It’s a painful story to read if ever there were one: a boy adored by his dad and despised by his brothers, a man betrayed by family and sold into slavery, a slave rising in power to the second highest in command, then thrust into jail unjustly.
Joseph’s story is littered with pain, hardship, turmoil, blessings, and just about everything in between. My heart wants to break for him as I read his account, yet it has a lilt to it, a commentary available to those of us reading about him centuries later that wasn’t offered to him at the time.
The Lord was with Joseph so that he prospered, and he lived in the house of his Egyptian master.” Genesis 39:2
From the time he put him in charge of his household and of all that he owned, the Lord blessed the household of the Egyptian because of Joseph. The blessing of the Lord was on everything Potiphar had, both in the house and in the field.” Genesis 39:5
The warden paid no attention to anything under Joseph’s care, because the Lord was with Joseph and gave him success in whatever he did.” Genesis 39:23
“The Lord was with Joseph.” “The Lord blessed the household of the Egyptian because of Joseph.” It’s these backside commentaries that draw me forward into Joseph’s story, a promise that God was with him and a foreshadowing that something good was about to happen.
But the reality is, Joseph didn’t “see” those commentaries. He didn’t psychically see God with him, and he lived in a time before the coming of the Holy Spirit, so perhaps he didn’t really know that God was still with him, even in the pit of a well or on the trek to a foreign country after his brothers sold him, or while sitting in jail, or in many other situations.
He didn’t have a copy of the verses above since they weren’t penned yet. He simply knew his life.
Just like you and me.
It reminds me of a story I heard long ago.

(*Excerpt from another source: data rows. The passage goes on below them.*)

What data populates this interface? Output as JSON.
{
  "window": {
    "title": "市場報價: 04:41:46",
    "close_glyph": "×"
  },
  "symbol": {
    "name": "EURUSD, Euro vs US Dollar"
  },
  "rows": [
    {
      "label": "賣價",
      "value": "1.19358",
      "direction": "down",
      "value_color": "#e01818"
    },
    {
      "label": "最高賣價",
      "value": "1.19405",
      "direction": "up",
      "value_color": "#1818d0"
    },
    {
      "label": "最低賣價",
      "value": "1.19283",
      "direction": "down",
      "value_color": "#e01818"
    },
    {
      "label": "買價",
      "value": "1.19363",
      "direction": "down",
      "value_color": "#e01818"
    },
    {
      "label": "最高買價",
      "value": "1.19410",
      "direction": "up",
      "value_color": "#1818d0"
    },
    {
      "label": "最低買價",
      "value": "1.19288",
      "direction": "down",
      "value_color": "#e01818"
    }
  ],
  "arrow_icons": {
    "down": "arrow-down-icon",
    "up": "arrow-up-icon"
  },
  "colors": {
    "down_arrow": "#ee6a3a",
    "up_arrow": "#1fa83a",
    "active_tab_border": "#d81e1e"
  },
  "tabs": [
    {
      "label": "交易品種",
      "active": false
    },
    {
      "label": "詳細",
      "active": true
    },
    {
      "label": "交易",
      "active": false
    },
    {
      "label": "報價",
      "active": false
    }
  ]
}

I’ll butcher the retelling of it, but it goes something like this:
An old man’s son broke his leg. The townspeople said he was cursed.
War broke out. The son couldn’t fight because of his leg, so he stayed home while all of the other men went to battle, many of whom never returned. The townspeople said the man was blessed.

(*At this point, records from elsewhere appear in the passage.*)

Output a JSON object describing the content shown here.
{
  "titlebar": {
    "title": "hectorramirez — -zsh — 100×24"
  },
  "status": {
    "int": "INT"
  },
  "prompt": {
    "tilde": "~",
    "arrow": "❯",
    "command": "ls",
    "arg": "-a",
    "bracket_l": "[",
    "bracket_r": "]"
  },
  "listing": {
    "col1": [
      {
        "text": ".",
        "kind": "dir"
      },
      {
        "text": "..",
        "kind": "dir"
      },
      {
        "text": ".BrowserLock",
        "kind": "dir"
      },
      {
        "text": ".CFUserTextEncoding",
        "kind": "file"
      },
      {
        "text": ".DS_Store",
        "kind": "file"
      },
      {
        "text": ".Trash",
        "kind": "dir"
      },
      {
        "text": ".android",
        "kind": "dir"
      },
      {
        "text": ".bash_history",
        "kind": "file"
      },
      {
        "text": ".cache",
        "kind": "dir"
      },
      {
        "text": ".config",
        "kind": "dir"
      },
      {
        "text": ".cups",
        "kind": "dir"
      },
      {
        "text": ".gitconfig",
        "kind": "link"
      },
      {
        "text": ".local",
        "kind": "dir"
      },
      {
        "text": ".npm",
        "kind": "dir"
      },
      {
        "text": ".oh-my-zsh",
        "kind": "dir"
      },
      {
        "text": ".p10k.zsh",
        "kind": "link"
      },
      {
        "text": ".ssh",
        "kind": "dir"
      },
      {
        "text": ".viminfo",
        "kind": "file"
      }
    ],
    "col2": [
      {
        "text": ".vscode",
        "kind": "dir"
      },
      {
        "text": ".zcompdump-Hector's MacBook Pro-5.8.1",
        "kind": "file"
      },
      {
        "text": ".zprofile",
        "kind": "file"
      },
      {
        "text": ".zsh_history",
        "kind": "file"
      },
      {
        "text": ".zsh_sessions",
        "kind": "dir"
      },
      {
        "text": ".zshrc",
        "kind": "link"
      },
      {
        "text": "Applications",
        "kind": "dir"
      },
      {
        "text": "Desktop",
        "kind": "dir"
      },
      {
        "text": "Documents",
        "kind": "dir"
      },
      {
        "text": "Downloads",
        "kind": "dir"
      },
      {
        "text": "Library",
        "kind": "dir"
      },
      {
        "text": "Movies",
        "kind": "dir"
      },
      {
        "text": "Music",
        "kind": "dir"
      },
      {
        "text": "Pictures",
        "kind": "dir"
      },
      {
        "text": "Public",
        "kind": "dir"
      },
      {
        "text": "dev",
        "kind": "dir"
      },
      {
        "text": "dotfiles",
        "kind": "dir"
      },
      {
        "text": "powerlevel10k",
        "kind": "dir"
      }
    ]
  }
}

The man’s horse ran away. The townspeople said he was cursed.
The horse ended up finding a herd of wild horses, which followed the horse back to the man’s house. The townspeople said he was blessed.

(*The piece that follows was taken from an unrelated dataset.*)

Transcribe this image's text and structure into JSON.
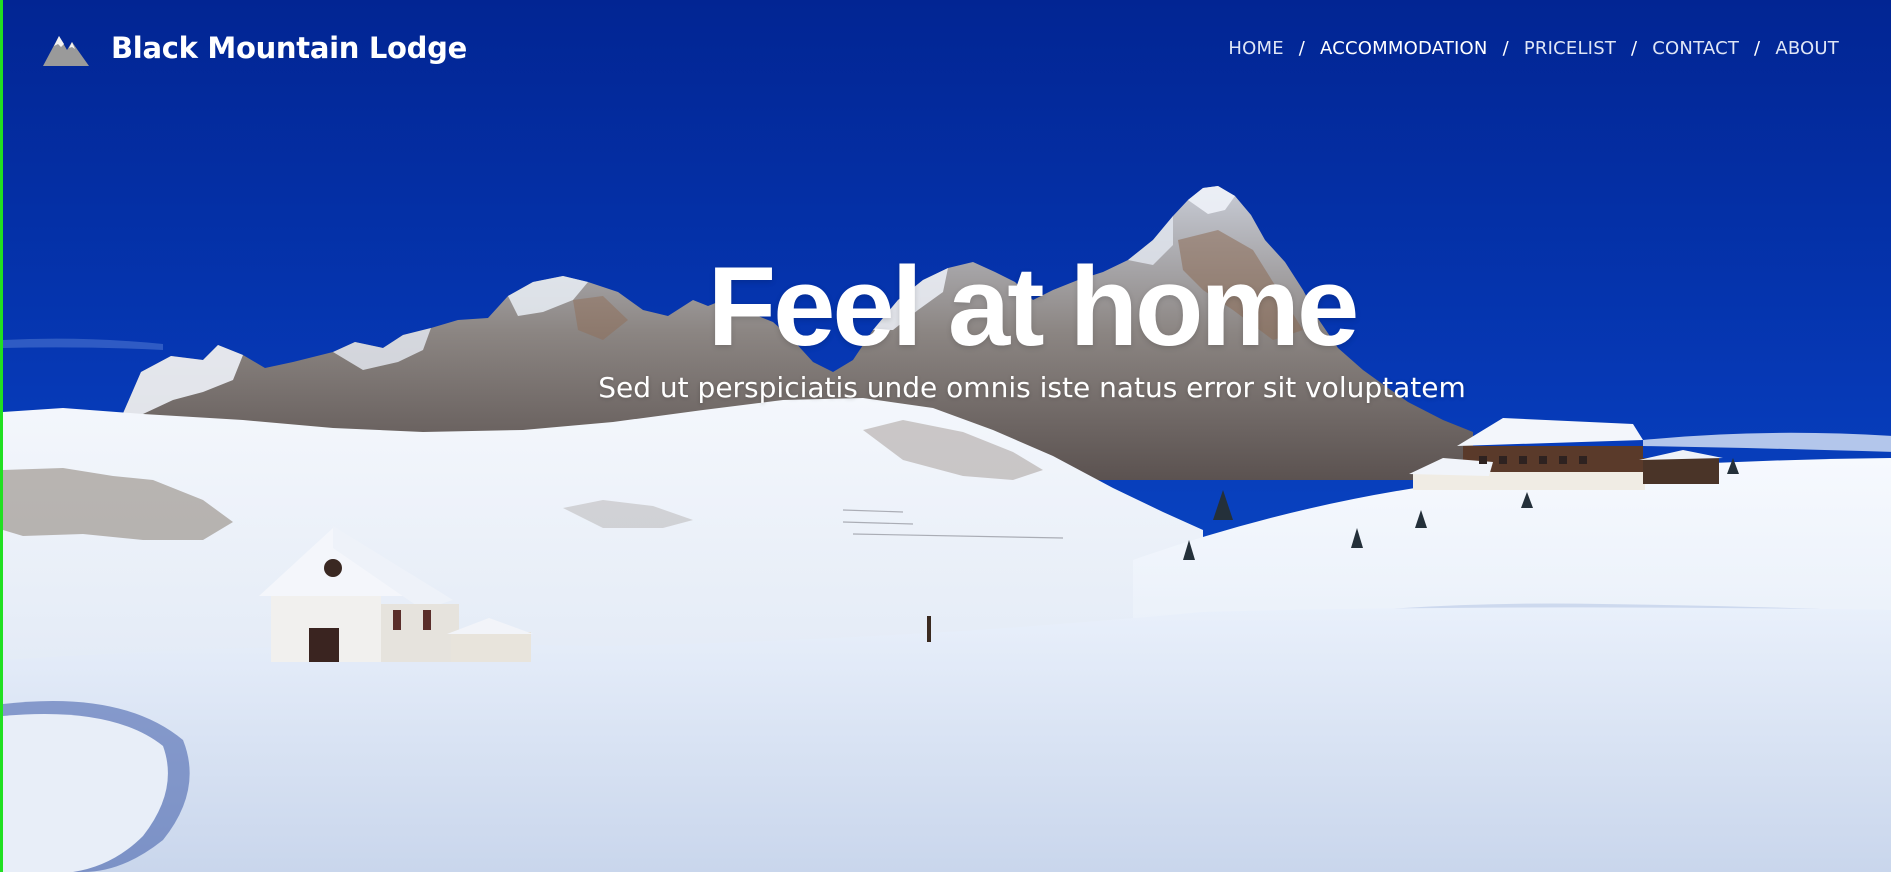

The story continues, the labels of blessing and curses alternating throughout. This story resonates deep because I long to put a label on things: my new job is good, getting divorced is bad. But life doesn’t operate so succinctly with “good” or “bad” labels for everything, for even with Joseph, the things we would quickly label as bad, God deemed good. Stop and reread that.
The things we would quickly label as bad, God deemed good.
I think Joseph would have done himself in if he spent all of his time trying to figure out the label to each situation he found himself in. Rather than deciding which points had “bad” stamped across them, he remained faithful.
Again: he remained faithful in the good times and bad, which perhaps were one in the same, or more accurately, intricately woven together. If you’re familiar with Joseph’s story, you know he ultimately saved his family’s life when he provided for them during the years of famine. But even Joseph knew that wouldn’t have been possible had it not been for God’s presence with him AND for the times we so quickly want to write a bold “BAD” by: jail, slavery, false allegations, betrayal and more.
We, like Joseph, don’t have the luxury of seeing the commentaries that go along with our stories, those God-eye views that us non-gods can’t possess.
I imagine this means something different to all of us. To me, it paints pictures with grays rather than mere blacks and whites. It means the challenge to recognize that crazy hard times can bring something crazy good, even if the crazy good is a refining of our outlook, our thinking, or our very souls.
One truth I’ve recently discovered lends itself strongly to this life without commentary attitude, this ceasing to label and instead living faithfully. It’s highly personal and isn’t the point of this blog, but I’ll share it just as an example. You know I’m going through an ugly divorce, a situation I long to put a big BAD across the file tab. But even in this “bad,” here’s my reality: it took getting divorced to know how deeply I am loved. I ask you: could you label that as BAD? Me, neither.
So I’m taking the Joseph challenge and am trying to stop with the labels, the Stacy-determinations of if God is for me or against me, and instead I want to remain faithful and trust His goodness. Always.